6 tablespoons vegetable oil, divided

6 large eggs, beaten

1 medium red onion, thinly sliced

6 garlic cloves, thinly sliced

2 stalks Chinese celery, thinly sliced

1 pound boneless, skinless chicken thighs, cut into 1-inch strips

1 medium carrot, peeled and thinly sliced

1 red bell pepper, thinly sliced

2 scallions, thinly sliced

¼ cup low-sodium soy sauce

¼ cup rice wine vinegar

½ teaspoon kosher salt

½ teaspoon granulated white sugar

2 teaspoons turmeric powder

2 teaspoons crushed chili flakes

2 teaspoons garlic powder

2 teaspoons coriander powder

2 teaspoons cumin powder

Sriracha hot sauce, for serving

Place the rice sticks in a large bowl and pour the hot water over them, making sure the rice sticks are covered with the water. Let them soak for about 5 minutes; strain and set aside.
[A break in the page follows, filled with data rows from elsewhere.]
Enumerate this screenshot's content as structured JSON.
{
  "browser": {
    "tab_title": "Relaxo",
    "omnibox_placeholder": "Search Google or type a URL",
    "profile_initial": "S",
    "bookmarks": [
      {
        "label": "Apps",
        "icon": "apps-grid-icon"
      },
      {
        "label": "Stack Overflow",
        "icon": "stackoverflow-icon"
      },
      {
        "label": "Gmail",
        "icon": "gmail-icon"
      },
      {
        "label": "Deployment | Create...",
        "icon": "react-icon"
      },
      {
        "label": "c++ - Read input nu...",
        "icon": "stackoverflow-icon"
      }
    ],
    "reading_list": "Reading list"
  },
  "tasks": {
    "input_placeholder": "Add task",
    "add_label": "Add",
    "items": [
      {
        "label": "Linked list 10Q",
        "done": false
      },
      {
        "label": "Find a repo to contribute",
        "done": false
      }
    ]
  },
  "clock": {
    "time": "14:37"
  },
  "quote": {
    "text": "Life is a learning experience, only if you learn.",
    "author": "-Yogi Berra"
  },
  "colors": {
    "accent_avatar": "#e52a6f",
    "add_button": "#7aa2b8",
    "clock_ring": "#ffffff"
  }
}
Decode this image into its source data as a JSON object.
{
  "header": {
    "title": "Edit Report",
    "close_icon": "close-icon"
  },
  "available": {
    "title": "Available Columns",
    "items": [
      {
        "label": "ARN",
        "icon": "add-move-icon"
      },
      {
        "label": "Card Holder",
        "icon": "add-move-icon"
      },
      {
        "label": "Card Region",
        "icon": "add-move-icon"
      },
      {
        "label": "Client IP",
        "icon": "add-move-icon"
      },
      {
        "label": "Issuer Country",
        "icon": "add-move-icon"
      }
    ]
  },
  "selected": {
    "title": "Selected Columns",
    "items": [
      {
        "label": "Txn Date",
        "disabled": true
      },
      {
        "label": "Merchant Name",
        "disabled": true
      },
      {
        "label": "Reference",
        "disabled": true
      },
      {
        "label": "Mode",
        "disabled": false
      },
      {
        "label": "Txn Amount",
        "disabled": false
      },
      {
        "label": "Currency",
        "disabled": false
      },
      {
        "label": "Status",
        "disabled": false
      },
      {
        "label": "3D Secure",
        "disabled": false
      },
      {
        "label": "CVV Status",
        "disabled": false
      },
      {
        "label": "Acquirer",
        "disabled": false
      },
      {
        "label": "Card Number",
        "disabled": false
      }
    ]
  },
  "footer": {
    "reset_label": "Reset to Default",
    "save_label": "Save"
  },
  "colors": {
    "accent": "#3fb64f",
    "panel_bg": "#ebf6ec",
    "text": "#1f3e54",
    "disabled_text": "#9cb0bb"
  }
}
Heat a wok on high heat, add 3 tablespoons of oil to the wok and quickly scramble the eggs. Remove

the eggs and set aside. Place the remaining oil in the wok, then add the onions, garlic, and Chinese celery to the wok, and stir well until the onions are translucent about 3 minutes. Add the chicken, carrots, bell peppers, and scallions, and cook, stirring occasionally for about 5 minutes, until the chicken is cooked through. In a small bowl, mix the soy sauce, rice wine vinegar, salt, and sugar with the spices. Add this mixture to the pan, and stir well. Add the noodles to the pan and stir-fry for another 3 minutes until everything is well incorporated. Add the cooked eggs and toss lightly. Remove from the heat and serve immediately with hot sauce.

NOTES I like to cut the rice sticks with scissors into more manageable lengths when they are soaking in the water. You can make a vegetarian version of this dish using extra firm tofu instead of the chicken. Chinese celery is usually thinner, a lot leafier, and more potent in flavor than regular celery.

I always say ‘oh, it doesn't get to me…’ I pretend not to care. But you know, after everybody goes to bed, I go read the comments... that I pretend not to look at…I think over the years, I've proven that I can publish recipes with long ingredient lists, short ingredient lists... So I don't really mind it so much any more. Simple was kind of proof that you can pare it back a little bit and it is still going to be, you know, highly delicious.

Flavor author Yotam Ottolenghi knows you think his ingredient lists are too long, doesn’t really mind. [Stuff]

That’s all for today folks! I hope you have a great week. Friday folks can look forward to a chat with cookbook author Asha Gomez about her new cookbook I Cook in Color; if you’d like to join their ranks, consider becoming a paid subscriber.